:: Prompt ::
Give back every record word for word, but keep the pictures out.

Dataset rows for apps and sites:

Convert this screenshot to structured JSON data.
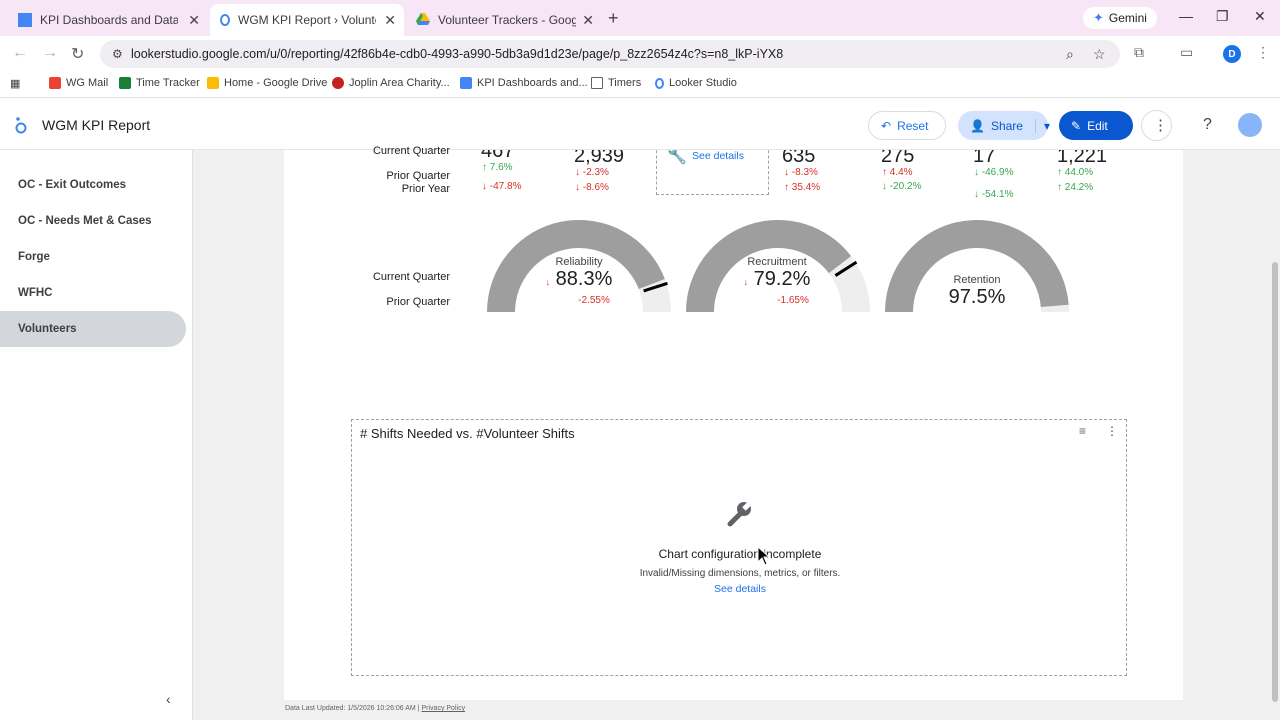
{
  "browser": {
    "tabs": [
      {
        "title": "KPI Dashboards and Data Links",
        "active": false
      },
      {
        "title": "WGM KPI Report › Volunteers",
        "active": true
      },
      {
        "title": "Volunteer Trackers - Google Dri",
        "active": false
      }
    ],
    "gemini_label": "Gemini",
    "url": "lookerstudio.google.com/u/0/reporting/42f86b4e-cdb0-4993-a990-5db3a9d1d23e/page/p_8zz2654z4c?s=n8_lkP-iYX8",
    "profile_initial": "D",
    "bookmarks": [
      {
        "label": "WG Mail",
        "color": "#ea4335"
      },
      {
        "label": "Time Tracker",
        "color": "#188038"
      },
      {
        "label": "Home - Google Drive",
        "color": "#fbbc04"
      },
      {
        "label": "Joplin Area Charity...",
        "color": "#c5221f"
      },
      {
        "label": "KPI Dashboards and...",
        "color": "#4285f4"
      },
      {
        "label": "Timers",
        "color": "#5f6368"
      },
      {
        "label": "Looker Studio",
        "color": "#4285f4"
      }
    ]
  },
  "header": {
    "report_title": "WGM KPI Report",
    "reset_label": "Reset",
    "share_label": "Share",
    "edit_label": "Edit"
  },
  "sidebar": {
    "items": [
      {
        "label": "OC - Exit Outcomes",
        "active": false
      },
      {
        "label": "OC - Needs Met & Cases",
        "active": false
      },
      {
        "label": "Forge",
        "active": false
      },
      {
        "label": "WFHC",
        "active": false
      },
      {
        "label": "Volunteers",
        "active": true
      }
    ]
  },
  "scorecards": {
    "row_labels": {
      "current": "Current Quarter",
      "prior_quarter": "Prior Quarter",
      "prior_year": "Prior Year"
    },
    "see_details": "See details",
    "cards": [
      {
        "value": "467",
        "d1": "7.6%",
        "d1_dir": "up",
        "d1_color": "green",
        "d2": "-47.8%",
        "d2_dir": "down",
        "d2_color": "red"
      },
      {
        "value": "2,939",
        "d1": "-2.3%",
        "d1_dir": "down",
        "d1_color": "red",
        "d2": "-8.6%",
        "d2_dir": "down",
        "d2_color": "red"
      },
      {
        "value": "635",
        "d1": "-8.3%",
        "d1_dir": "down",
        "d1_color": "red",
        "d2": "35.4%",
        "d2_dir": "up",
        "d2_color": "red"
      },
      {
        "value": "275",
        "d1": "4.4%",
        "d1_dir": "up",
        "d1_color": "red",
        "d2": "-20.2%",
        "d2_dir": "down",
        "d2_color": "green"
      },
      {
        "value": "17",
        "d1": "-46.9%",
        "d1_dir": "down",
        "d1_color": "green",
        "d2": "-54.1%",
        "d2_dir": "down",
        "d2_color": "green"
      },
      {
        "value": "1,221",
        "d1": "44.0%",
        "d1_dir": "up",
        "d1_color": "green",
        "d2": "24.2%",
        "d2_dir": "up",
        "d2_color": "green"
      }
    ]
  },
  "gauges": {
    "row_labels": {
      "current": "Current Quarter",
      "prior": "Prior Quarter"
    },
    "items": [
      {
        "title": "Reliability",
        "value": "88.3%",
        "fraction": 0.883,
        "delta": "-2.55%",
        "has_arrow": true
      },
      {
        "title": "Recruitment",
        "value": "79.2%",
        "fraction": 0.792,
        "delta": "-1.65%",
        "has_arrow": true
      },
      {
        "title": "Retention",
        "value": "97.5%",
        "fraction": 0.975,
        "delta": "",
        "has_arrow": false
      }
    ]
  },
  "chart": {
    "title": "# Shifts Needed vs. #Volunteer Shifts",
    "message_title": "Chart configuration incomplete",
    "message_sub": "Invalid/Missing dimensions, metrics, or filters.",
    "see_details": "See details"
  },
  "footer": {
    "updated": "Data Last Updated: 1/5/2026 10:26:06 AM",
    "sep": "|",
    "privacy": "Privacy Policy"
  }
}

:: Answer box ::
Convert this screenshot to structured JSON data.
{
  "browser": {
    "tabs": [
      {
        "title": "KPI Dashboards and Data Links",
        "active": false
      },
      {
        "title": "WGM KPI Report › Volunteers",
        "active": true
      },
      {
        "title": "Volunteer Trackers - Google Dri",
        "active": false
      }
    ],
    "gemini_label": "Gemini",
    "url": "lookerstudio.google.com/u/0/reporting/42f86b4e-cdb0-4993-a990-5db3a9d1d23e/page/p_8zz2654z4c?s=n8_lkP-iYX8",
    "profile_initial": "D",
    "bookmarks": [
      {
        "label": "WG Mail",
        "color": "#ea4335"
      },
      {
        "label": "Time Tracker",
        "color": "#188038"
      },
      {
        "label": "Home - Google Drive",
        "color": "#fbbc04"
      },
      {
        "label": "Joplin Area Charity...",
        "color": "#c5221f"
      },
      {
        "label": "KPI Dashboards and...",
        "color": "#4285f4"
      },
      {
        "label": "Timers",
        "color": "#5f6368"
      },
      {
        "label": "Looker Studio",
        "color": "#4285f4"
      }
    ]
  },
  "header": {
    "report_title": "WGM KPI Report",
    "reset_label": "Reset",
    "share_label": "Share",
    "edit_label": "Edit"
  },
  "sidebar": {
    "items": [
      {
        "label": "OC - Exit Outcomes",
        "active": false
      },
      {
        "label": "OC - Needs Met & Cases",
        "active": false
      },
      {
        "label": "Forge",
        "active": false
      },
      {
        "label": "WFHC",
        "active": false
      },
      {
        "label": "Volunteers",
        "active": true
      }
    ]
  },
  "scorecards": {
    "row_labels": {
      "current": "Current Quarter",
      "prior_quarter": "Prior Quarter",
      "prior_year": "Prior Year"
    },
    "see_details": "See details",
    "cards": [
      {
        "value": "467",
        "d1": "7.6%",
        "d1_dir": "up",
        "d1_color": "green",
        "d2": "-47.8%",
        "d2_dir": "down",
        "d2_color": "red"
      },
      {
        "value": "2,939",
        "d1": "-2.3%",
        "d1_dir": "down",
        "d1_color": "red",
        "d2": "-8.6%",
        "d2_dir": "down",
        "d2_color": "red"
      },
      {
        "value": "635",
        "d1": "-8.3%",
        "d1_dir": "down",
        "d1_color": "red",
        "d2": "35.4%",
        "d2_dir": "up",
        "d2_color": "red"
      },
      {
        "value": "275",
        "d1": "4.4%",
        "d1_dir": "up",
        "d1_color": "red",
        "d2": "-20.2%",
        "d2_dir": "down",
        "d2_color": "green"
      },
      {
        "value": "17",
        "d1": "-46.9%",
        "d1_dir": "down",
        "d1_color": "green",
        "d2": "-54.1%",
        "d2_dir": "down",
        "d2_color": "green"
      },
      {
        "value": "1,221",
        "d1": "44.0%",
        "d1_dir": "up",
        "d1_color": "green",
        "d2": "24.2%",
        "d2_dir": "up",
        "d2_color": "green"
      }
    ]
  },
  "gauges": {
    "row_labels": {
      "current": "Current Quarter",
      "prior": "Prior Quarter"
    },
    "items": [
      {
        "title": "Reliability",
        "value": "88.3%",
        "fraction": 0.883,
        "delta": "-2.55%",
        "has_arrow": true
      },
      {
        "title": "Recruitment",
        "value": "79.2%",
        "fraction": 0.792,
        "delta": "-1.65%",
        "has_arrow": true
      },
      {
        "title": "Retention",
        "value": "97.5%",
        "fraction": 0.975,
        "delta": "",
        "has_arrow": false
      }
    ]
  },
  "chart": {
    "title": "# Shifts Needed vs. #Volunteer Shifts",
    "message_title": "Chart configuration incomplete",
    "message_sub": "Invalid/Missing dimensions, metrics, or filters.",
    "see_details": "See details"
  },
  "footer": {
    "updated": "Data Last Updated: 1/5/2026 10:26:06 AM",
    "sep": "|",
    "privacy": "Privacy Policy"
  }
}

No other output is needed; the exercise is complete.